Machine movie director: Abbas-Mustan
These Brothers are seasoned Bollywood veterans who created an effective brand of film screen in the mid-90s which became exclusively theirs: song-and-dance, large sets which remind us of MTV grind, good-looking women and men kitted out in sensual outfits and no morals. They outshined our simpleton stars do dubious things for Pyar and Paisa: an inspiring array of A-graders — from Shah Rukh Khan to Salman Khan to Akshay Kumar to Saif Ali Khan —scoring enormous hits.
The director duo has been on the down for a small while, the Abbas-Mustan rococo construction of situations and scenses at probabilities with modern-day styles. Their preceding outing presented comic Kapil Sharma to the pictures via a sagging comedy. In this latest film, specifically made to takeoff Mustafa, they have not taken any chance. They’ve opted from among their own triumphs to paving stone together Machine: the biggest masses are noticeably from Baazigar, crisscrossed with Race and Soldier.
One can play a spot-the-movie over the 148 minutes which turn out in what can be called an Abbas-Mustan model: chic cars rocketing around trails, rich fathers of nice-looking girls flagging off car races, tricky twists, top men gushing dialogues in quest of pretty womenfolk and a plot with enough loop-holes.
Machine is the sort of movie the director-duo dragged to 90s. May be or maybe not. Even the squashes of plots badly need some acting hacks and charisma: none of the youth, including the Burmawla, is in possession of these vital elements that makes an actor a star.
The secret of why it’s named Machine is just revealed in the last few minutes. Abbas Mustan characterized a certain kind of bright and shiny Bollywood, which told its stories with passion. Who doesn’t recall ‘yeh kaali kaali aankhen’ with Shah Rukh Khan and Kajol mesmerizing the floor?

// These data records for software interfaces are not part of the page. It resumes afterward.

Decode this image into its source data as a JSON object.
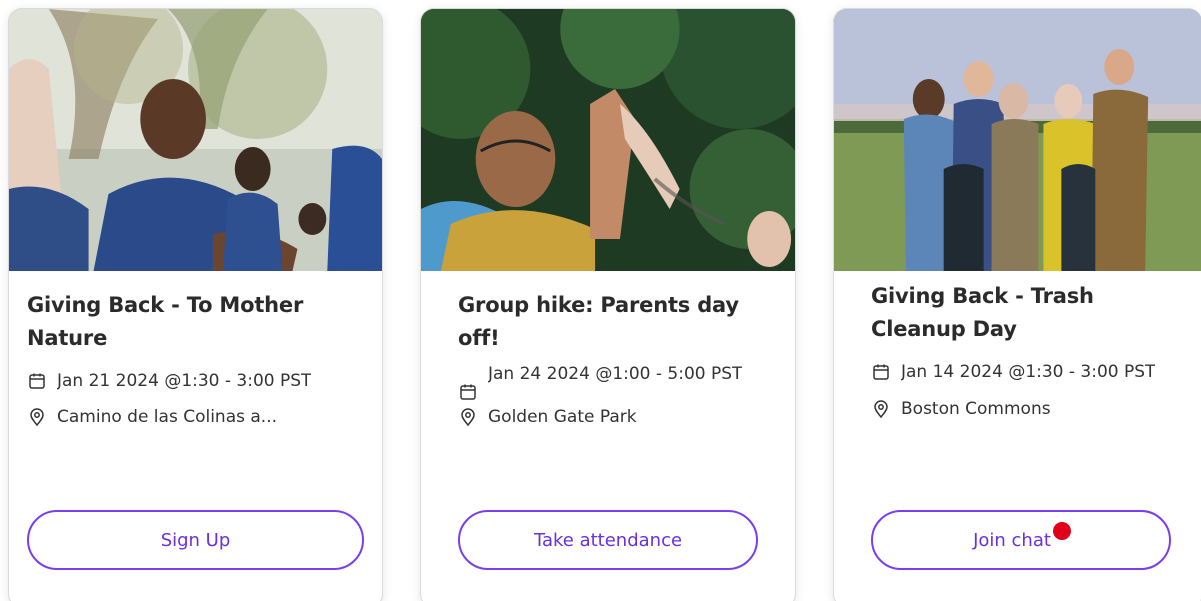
{
  "cards": [
    {
      "title": "Giving Back - To Mother Nature",
      "date": "Jan 21 2024 @1:30 - 3:00 PST",
      "location": "Camino de las Colinas a...",
      "button_label": "Sign Up",
      "date_icon": "calendar-icon",
      "location_icon": "location-pin-icon"
    },
    {
      "title": "Group hike: Parents day off!",
      "date": "Jan 24 2024 @1:00 - 5:00 PST",
      "location": "Golden Gate Park",
      "button_label": "Take attendance",
      "date_icon": "calendar-icon",
      "location_icon": "location-pin-icon"
    },
    {
      "title": "Giving Back - Trash Cleanup Day",
      "date": "Jan 14 2024 @1:30 - 3:00 PST",
      "location": "Boston Commons",
      "button_label": "Join chat",
      "has_notification": true,
      "date_icon": "calendar-icon",
      "location_icon": "location-pin-icon"
    }
  ],
  "colors": {
    "accent": "#7a3df0",
    "accent_text": "#6a2fe0",
    "notification": "#e0001a",
    "title_text": "#2b2b2b",
    "card_border": "#d9d9de"
  }
}
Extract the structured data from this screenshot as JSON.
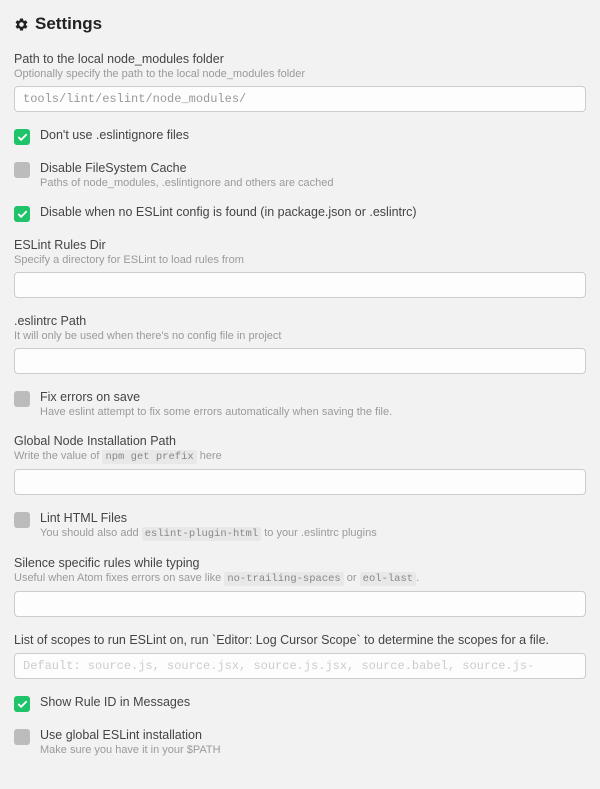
{
  "title": "Settings",
  "settings": {
    "nodePath": {
      "label": "Path to the local node_modules folder",
      "sub": "Optionally specify the path to the local node_modules folder",
      "value": "tools/lint/eslint/node_modules/"
    },
    "ignoreFiles": {
      "label": "Don't use .eslintignore files",
      "checked": true
    },
    "disableCache": {
      "label": "Disable FileSystem Cache",
      "sub": "Paths of node_modules, .eslintignore and others are cached",
      "checked": false
    },
    "disableNoConfig": {
      "label": "Disable when no ESLint config is found (in package.json or .eslintrc)",
      "checked": true
    },
    "rulesDir": {
      "label": "ESLint Rules Dir",
      "sub": "Specify a directory for ESLint to load rules from",
      "value": ""
    },
    "eslintrcPath": {
      "label": ".eslintrc Path",
      "sub": "It will only be used when there's no config file in project",
      "value": ""
    },
    "fixOnSave": {
      "label": "Fix errors on save",
      "sub": "Have eslint attempt to fix some errors automatically when saving the file.",
      "checked": false
    },
    "globalNode": {
      "label": "Global Node Installation Path",
      "subPre": "Write the value of ",
      "subCode": "npm get prefix",
      "subPost": " here",
      "value": ""
    },
    "lintHtml": {
      "label": "Lint HTML Files",
      "subPre": "You should also add ",
      "subCode": "eslint-plugin-html",
      "subPost": " to your .eslintrc plugins",
      "checked": false
    },
    "silenceRules": {
      "label": "Silence specific rules while typing",
      "subPre": "Useful when Atom fixes errors on save like ",
      "subCode1": "no-trailing-spaces",
      "subMid": " or ",
      "subCode2": "eol-last",
      "subPost": ".",
      "value": ""
    },
    "scopes": {
      "label": "List of scopes to run ESLint on, run `Editor: Log Cursor Scope` to determine the scopes for a file.",
      "placeholder": "Default: source.js, source.jsx, source.js.jsx, source.babel, source.js-"
    },
    "showRuleId": {
      "label": "Show Rule ID in Messages",
      "checked": true
    },
    "useGlobal": {
      "label": "Use global ESLint installation",
      "sub": "Make sure you have it in your $PATH",
      "checked": false
    }
  }
}
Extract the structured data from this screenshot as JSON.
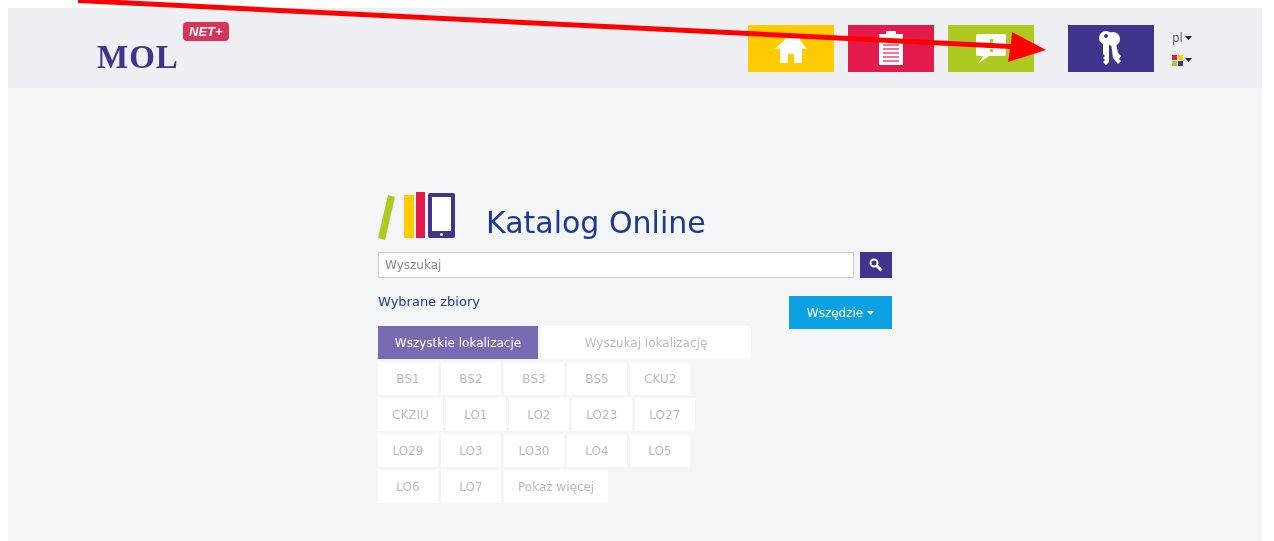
{
  "header": {
    "logo": {
      "text": "MOL",
      "badge": "NET+"
    },
    "nav_buttons": [
      {
        "kind": "home",
        "color": "#fecb00"
      },
      {
        "kind": "clipboard",
        "color": "#e31b4c"
      },
      {
        "kind": "chat",
        "color": "#aec91f"
      },
      {
        "kind": "keys",
        "color": "#3f358c"
      }
    ],
    "language": "pl"
  },
  "catalog": {
    "title": "Katalog Online",
    "search": {
      "placeholder": "Wyszukaj"
    },
    "collections_link": "Wybrane zbiory",
    "scope_button": "Wszędzie",
    "tabs": [
      {
        "label": "Wszystkie lokalizacje",
        "selected": true
      },
      {
        "label": "Wyszukaj lokalizację",
        "selected": false
      }
    ],
    "locations": [
      "BS1",
      "BS2",
      "BS3",
      "BS5",
      "CKU2",
      "CKZIU",
      "LO1",
      "LO2",
      "LO23",
      "LO27",
      "LO29",
      "LO3",
      "LO30",
      "LO4",
      "LO5",
      "LO6",
      "LO7"
    ],
    "show_more": "Pokaż więcej"
  }
}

End of an epoch.
The first half of the film is a bit slow as it was wholly devoted to the traditional Girl-boy romance followed by tying the knot. The intermission ends with the actual story, what a fiasco!
As the movie goes on, one is unable to draw differences between machine and Abbas-Mustan’s film Baazigar.